## EXERCISE MATERIAL:
※
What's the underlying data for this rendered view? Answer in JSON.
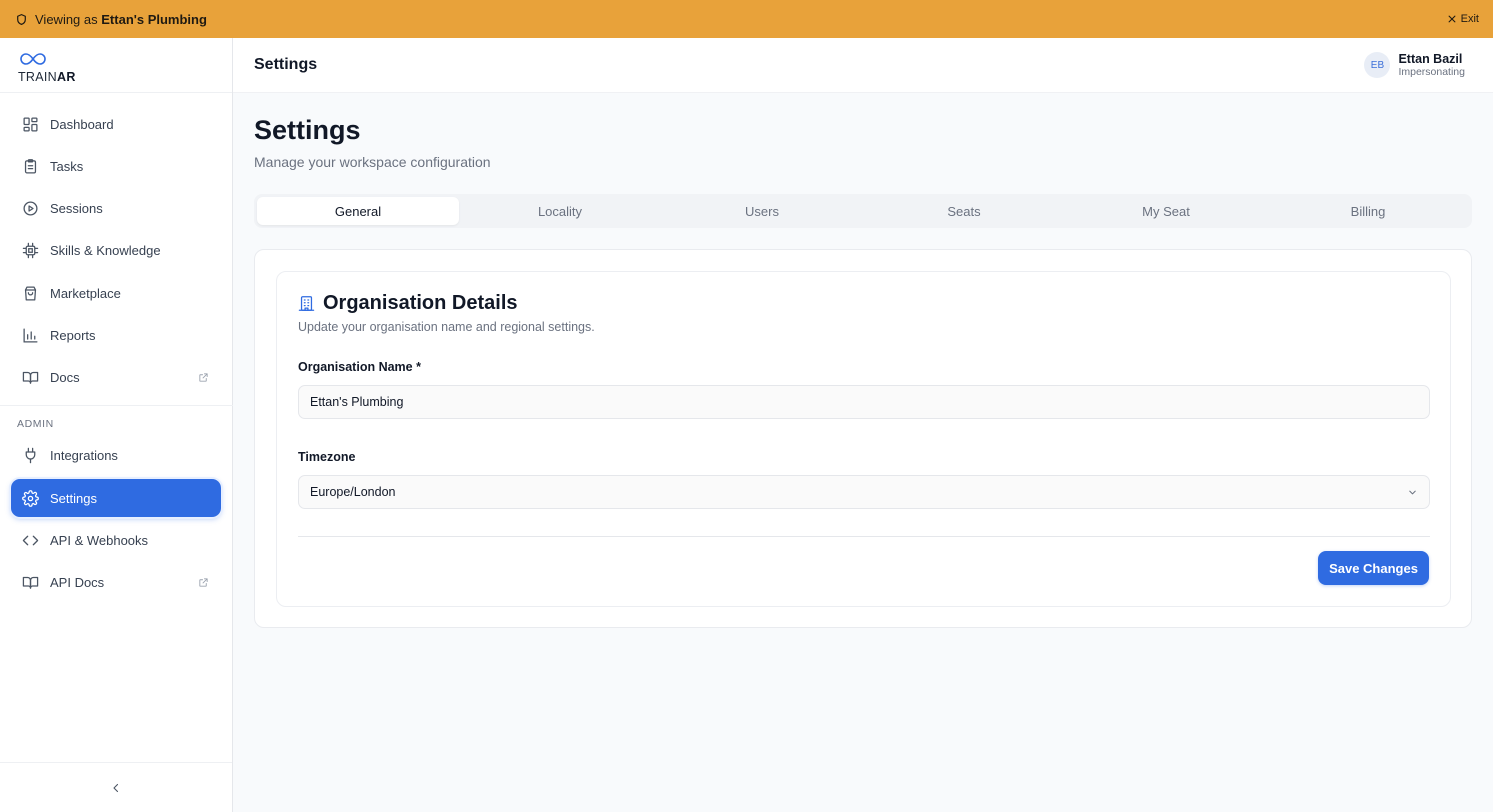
{
  "banner": {
    "prefix": "Viewing as",
    "org": "Ettan's Plumbing",
    "exit_label": "Exit",
    "color": "#e8a23a"
  },
  "brand": {
    "name_light": "TRAIN",
    "name_bold": "AR",
    "accent": "#2f6be1"
  },
  "sidebar": {
    "items": [
      {
        "label": "Dashboard",
        "icon": "dashboard-icon"
      },
      {
        "label": "Tasks",
        "icon": "clipboard-icon"
      },
      {
        "label": "Sessions",
        "icon": "play-circle-icon"
      },
      {
        "label": "Skills & Knowledge",
        "icon": "chip-icon"
      },
      {
        "label": "Marketplace",
        "icon": "shopping-bag-icon"
      },
      {
        "label": "Reports",
        "icon": "bar-chart-icon"
      },
      {
        "label": "Docs",
        "icon": "book-icon",
        "external": true
      }
    ],
    "admin_label": "ADMIN",
    "admin_items": [
      {
        "label": "Integrations",
        "icon": "plug-icon"
      },
      {
        "label": "Settings",
        "icon": "gear-icon",
        "active": true
      },
      {
        "label": "API & Webhooks",
        "icon": "code-icon"
      },
      {
        "label": "API Docs",
        "icon": "book-icon",
        "external": true
      }
    ],
    "collapse_icon": "chevron-left-icon"
  },
  "header": {
    "title": "Settings",
    "user": {
      "initials": "EB",
      "name": "Ettan Bazil",
      "role": "Impersonating"
    }
  },
  "page": {
    "title": "Settings",
    "subtitle": "Manage your workspace configuration"
  },
  "tabs": [
    {
      "label": "General",
      "active": true
    },
    {
      "label": "Locality"
    },
    {
      "label": "Users"
    },
    {
      "label": "Seats"
    },
    {
      "label": "My Seat"
    },
    {
      "label": "Billing"
    }
  ],
  "card": {
    "icon": "building-icon",
    "title": "Organisation Details",
    "subtitle": "Update your organisation name and regional settings.",
    "org_name_label": "Organisation Name *",
    "org_name_value": "Ettan's Plumbing",
    "timezone_label": "Timezone",
    "timezone_value": "Europe/London",
    "save_label": "Save Changes"
  }
}
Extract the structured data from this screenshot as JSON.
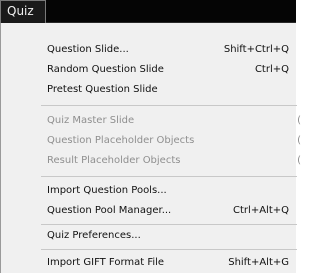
{
  "menubar": {
    "quiz_label": "Quiz"
  },
  "menu": {
    "items": [
      {
        "label": "Question Slide...",
        "shortcut": "Shift+Ctrl+Q",
        "disabled": false
      },
      {
        "label": "Random Question Slide",
        "shortcut": "Ctrl+Q",
        "disabled": false
      },
      {
        "label": "Pretest Question Slide",
        "shortcut": "",
        "disabled": false
      },
      {
        "label": "Quiz Master Slide",
        "shortcut": "(",
        "disabled": true
      },
      {
        "label": "Question Placeholder Objects",
        "shortcut": "(",
        "disabled": true
      },
      {
        "label": "Result Placeholder Objects",
        "shortcut": "(",
        "disabled": true
      },
      {
        "label": "Import Question Pools...",
        "shortcut": "",
        "disabled": false
      },
      {
        "label": "Question Pool Manager...",
        "shortcut": "Ctrl+Alt+Q",
        "disabled": false
      },
      {
        "label": "Quiz Preferences...",
        "shortcut": "",
        "disabled": false
      },
      {
        "label": "Import GIFT Format File",
        "shortcut": "Shift+Alt+G",
        "disabled": false
      }
    ]
  }
}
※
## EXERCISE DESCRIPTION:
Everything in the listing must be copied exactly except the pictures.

## WRITTEN RESPONSE:
What's the underlying data for this rendered view? Answer in JSON.
{
  "banner": {
    "prefix": "Viewing as",
    "org": "Ettan's Plumbing",
    "exit_label": "Exit",
    "color": "#e8a23a"
  },
  "brand": {
    "name_light": "TRAIN",
    "name_bold": "AR",
    "accent": "#2f6be1"
  },
  "sidebar": {
    "items": [
      {
        "label": "Dashboard",
        "icon": "dashboard-icon"
      },
      {
        "label": "Tasks",
        "icon": "clipboard-icon"
      },
      {
        "label": "Sessions",
        "icon": "play-circle-icon"
      },
      {
        "label": "Skills & Knowledge",
        "icon": "chip-icon"
      },
      {
        "label": "Marketplace",
        "icon": "shopping-bag-icon"
      },
      {
        "label": "Reports",
        "icon": "bar-chart-icon"
      },
      {
        "label": "Docs",
        "icon": "book-icon",
        "external": true
      }
    ],
    "admin_label": "ADMIN",
    "admin_items": [
      {
        "label": "Integrations",
        "icon": "plug-icon"
      },
      {
        "label": "Settings",
        "icon": "gear-icon",
        "active": true
      },
      {
        "label": "API & Webhooks",
        "icon": "code-icon"
      },
      {
        "label": "API Docs",
        "icon": "book-icon",
        "external": true
      }
    ],
    "collapse_icon": "chevron-left-icon"
  },
  "header": {
    "title": "Settings",
    "user": {
      "initials": "EB",
      "name": "Ettan Bazil",
      "role": "Impersonating"
    }
  },
  "page": {
    "title": "Settings",
    "subtitle": "Manage your workspace configuration"
  },
  "tabs": [
    {
      "label": "General",
      "active": true
    },
    {
      "label": "Locality"
    },
    {
      "label": "Users"
    },
    {
      "label": "Seats"
    },
    {
      "label": "My Seat"
    },
    {
      "label": "Billing"
    }
  ],
  "card": {
    "icon": "building-icon",
    "title": "Organisation Details",
    "subtitle": "Update your organisation name and regional settings.",
    "org_name_label": "Organisation Name *",
    "org_name_value": "Ettan's Plumbing",
    "timezone_label": "Timezone",
    "timezone_value": "Europe/London",
    "save_label": "Save Changes"
  }
}
Extract the structured data from this screenshot as JSON.
{
  "menubar": {
    "quiz_label": "Quiz"
  },
  "menu": {
    "items": [
      {
        "label": "Question Slide...",
        "shortcut": "Shift+Ctrl+Q",
        "disabled": false
      },
      {
        "label": "Random Question Slide",
        "shortcut": "Ctrl+Q",
        "disabled": false
      },
      {
        "label": "Pretest Question Slide",
        "shortcut": "",
        "disabled": false
      },
      {
        "label": "Quiz Master Slide",
        "shortcut": "(",
        "disabled": true
      },
      {
        "label": "Question Placeholder Objects",
        "shortcut": "(",
        "disabled": true
      },
      {
        "label": "Result Placeholder Objects",
        "shortcut": "(",
        "disabled": true
      },
      {
        "label": "Import Question Pools...",
        "shortcut": "",
        "disabled": false
      },
      {
        "label": "Question Pool Manager...",
        "shortcut": "Ctrl+Alt+Q",
        "disabled": false
      },
      {
        "label": "Quiz Preferences...",
        "shortcut": "",
        "disabled": false
      },
      {
        "label": "Import GIFT Format File",
        "shortcut": "Shift+Alt+G",
        "disabled": false
      }
    ]
  }
}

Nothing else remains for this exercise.